“I do not feel that a vaccine is necessary for a disease that 99.9% of the people who get it survive just fine. Actually,” she went on, “the same number of people died in 2019 before COVID as 2020. There was no increase in overall deaths.”
When asked for where she was getting this data, she said the CDC site but would not provide a link. This is not what the CDC site says. In November, Reuters fact-checked the meme she was likely referring to and found it misleading. Instead, as of this writing, more than 400,000 Americans have died from COVID-19.
“Isn’t it funny how no one dies of heart attacks, strokes, cancer or accidents?” Gwinn asked. “All deaths are marked as COVID and thanks to the Cares Act, hospitals get a 20% premium for those patients with COVID.”
USA Today fact-checked this claim, published by The Spectator in April, and found “there is no evidence” of hospitals misattributing COVID deaths to receive a 20 percent premium.
Gwinn went on: “Look, I only had one set of guests who seemed obsessed with the masks.
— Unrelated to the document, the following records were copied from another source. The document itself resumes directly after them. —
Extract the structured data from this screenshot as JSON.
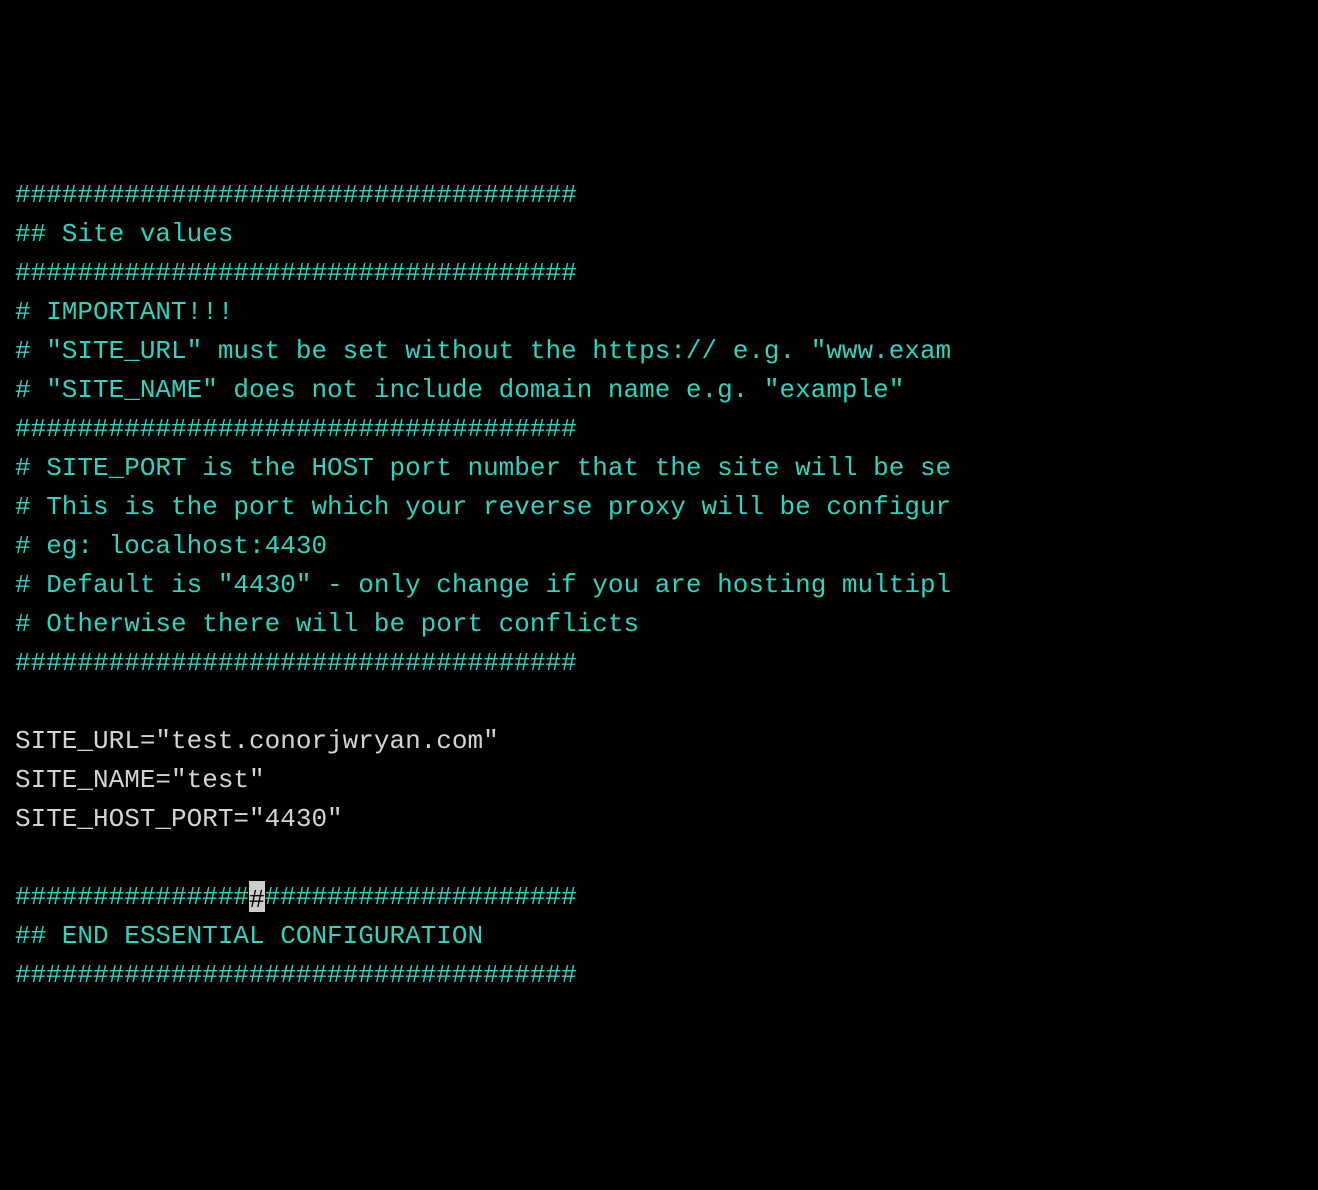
{
  "lines": [
    {
      "type": "comment",
      "text": "####################################"
    },
    {
      "type": "comment",
      "text": "## Site values"
    },
    {
      "type": "comment",
      "text": "####################################"
    },
    {
      "type": "comment",
      "text": "# IMPORTANT!!!"
    },
    {
      "type": "comment",
      "text": "# \"SITE_URL\" must be set without the https:// e.g. \"www.exam"
    },
    {
      "type": "comment",
      "text": "# \"SITE_NAME\" does not include domain name e.g. \"example\""
    },
    {
      "type": "comment",
      "text": "####################################"
    },
    {
      "type": "comment",
      "text": "# SITE_PORT is the HOST port number that the site will be se"
    },
    {
      "type": "comment",
      "text": "# This is the port which your reverse proxy will be configur"
    },
    {
      "type": "comment",
      "text": "# eg: localhost:4430"
    },
    {
      "type": "comment",
      "text": "# Default is \"4430\" - only change if you are hosting multipl"
    },
    {
      "type": "comment",
      "text": "# Otherwise there will be port conflicts"
    },
    {
      "type": "comment",
      "text": "####################################"
    },
    {
      "type": "blank",
      "text": ""
    },
    {
      "type": "code",
      "text": "SITE_URL=\"test.conorjwryan.com\""
    },
    {
      "type": "code",
      "text": "SITE_NAME=\"test\""
    },
    {
      "type": "code",
      "text": "SITE_HOST_PORT=\"4430\""
    },
    {
      "type": "blank",
      "text": ""
    },
    {
      "type": "cursor-line",
      "before": "###############",
      "after": "####################"
    },
    {
      "type": "comment",
      "text": "## END ESSENTIAL CONFIGURATION"
    },
    {
      "type": "comment",
      "text": "####################################"
    }
  ]
}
They were from Minnesota visiting their daughter. I had to laugh as I passed by the window and looked in from the outside. They had masks on while they were watching TV alone in the apartment.”
Gwinn herself does not wear a mask outside in NYC, “and no one ever bothers me,” she said.
Although Kehoe opted to disengage from the Facebook thread after posting, buried beneath a deluge of comments and DMs for the remainder of his weekend, he told The Daily Beast that when a disagreement occurs with one of his guests, he’s open to working towards a compromise.
He described a situation with a guest who wasn’t an “anti-vaxxer, just clueless.” The guest was invited to a party outside and to a sweat lodge afterwards. When the guest asked Kehoe if it was alright for him to go, Kehoe told him sure, so long as he didn’t return.
“I said I’ll give you a full refund, just don’t come back if you go to the sweat lodge.”
Ultimately they reached an understanding.
In response to this online fiasco, an Airbnb spokesperson told The Daily Beast: “Last spring, we partnered with leading experts in health and hospitality hygiene to implement the first overarching standardized guidelines for cleaning and sanitization in the home sharing industry. Since then, we have continued to prioritize health and safety, from educating our community on our five-step cleaning process to keeping them informed of local travel restrictions and advisories. We'll continue to look to the public health experts for guidance on how to best support our hosts, guests and communities.”
As for anti-vaxxers, Kehoe didn’t seem to know they even existed before this fracas, or for that matter, that they were as prevalent in the Airbnb host community. Seeing the strong reactions to his Facebook question makes one wonder how future vaccination incentivization programs, both in the public and private sector, will be reacted to as the vaccine becomes more widely available.
But for now, Kehoe has his answer. “I guess the good part of all of this is I’ve figured out I don’t have to say no to anti-vaxxers staying here,” he said. “I can just put the discount up and based on the response, it doesn’t look like any of them will want to book my place anyway.”